Different types of fishery
Not every freshwater fishery is administered in terms of access in the same way. Far from all of the fisheries, anyway, offer access to anybody. The differences can best be summed up under the five categories which are explained below. 1. Private Fisheries
These are waters which are privately owned or leased to a small exclusive syndicate or to an association which operates an extremely restricted system of membership. There are cases of entire rivers being private within these definitions and many, many instances where this is true of stillwaters. It follows that these are waters for which there is no chance of access for the ‘freelance’ angler and equally little or none even for those on the spot. In the main, this class of fishery has been disregarded in the compilation of our guide. We could see little point in telling readers about fishing -whether fabulous or just plain ordinary-where there was no possibility of them ever being able to wet a line. The only exceptions to this are those cases where the water is mentioned in order to include material related to it, as, for example, a main river which is private but whose tributaries offer some access. Such instances are clearly defined in the Fishing Guide sections. 2. Ticket Fisheries
These are waters where the angler may gain access through buying a ticket, usually by the day or week. Most emphasis has been given to these fisheries for they offer the easiest access to the greatest number of anglers.Control of ticket fisheries can vary. They may be privately owned and operated simply as a business venture by an individual. They may belong to a public body, like a municipal corporation or a Water Authority, in which case it is this organisation which sells the ticket, either directly or through agents. Many more fisheries are controlled by angling clubs or associations. All these variations and the way they can affect a visitor’s approach have been dealt with in the-Fishing Guide section and the reader is urged to study carefully the guide to symbols and abbreviations used, on 26. Two other things can vary enormously on ticket waters and our treatment of these is explained below.

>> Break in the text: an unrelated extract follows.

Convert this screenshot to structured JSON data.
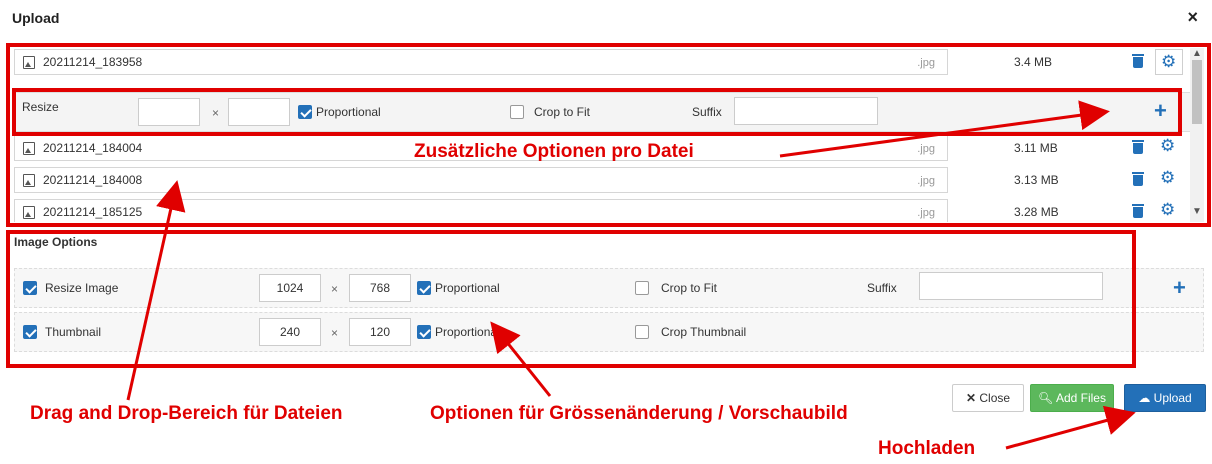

Price No prices of any kind are quoted for day or weekly tickets in the guide for, in these inflationary times, few, if any, can be expected to remain stable. Again with newcomers in mind, it is necessary to emphasise that a huge range of prices is involved. A good rule of thumb is that wherever migratory fish like salmon or sea trout are present, the ticket can often be expected to be in the upper price bracket though even this may be too much of a generalisation. Some of the salmon fishing covered in this Guide can cost as much as £1,000 a week to fish. But there are waters -obviously offering less chance of catching quality fish in numbers-where tickets can only be described as reasonable in price. Then there are the waters which are purely trout fisheries. Here again the price varies enormously, especially if fishing from boats is involved. In this instance, it would be fair to say that the degree of stocking coupled with the quality of the fish present are the key factors. The bigger the fish and the more there are of them, the more costly the ticket can be. A broad generalisation is that a day’s trouting on the trout waters covered could vary in cost from as little as 25 pence to as much as £20. Where coarse fish are the only fish on offer, prices tend to be lower though even here, coarse fisheries of the best class, like those on rivers such as the Hampshire Avon or the Dorset Stour, are likely to cost a pound or two rather than a penny or two. If, in studying the Fishing Guide entries, the reader bears in mind the general margins set out above he will not go far wrong in estimating what the cost of his fishing might be.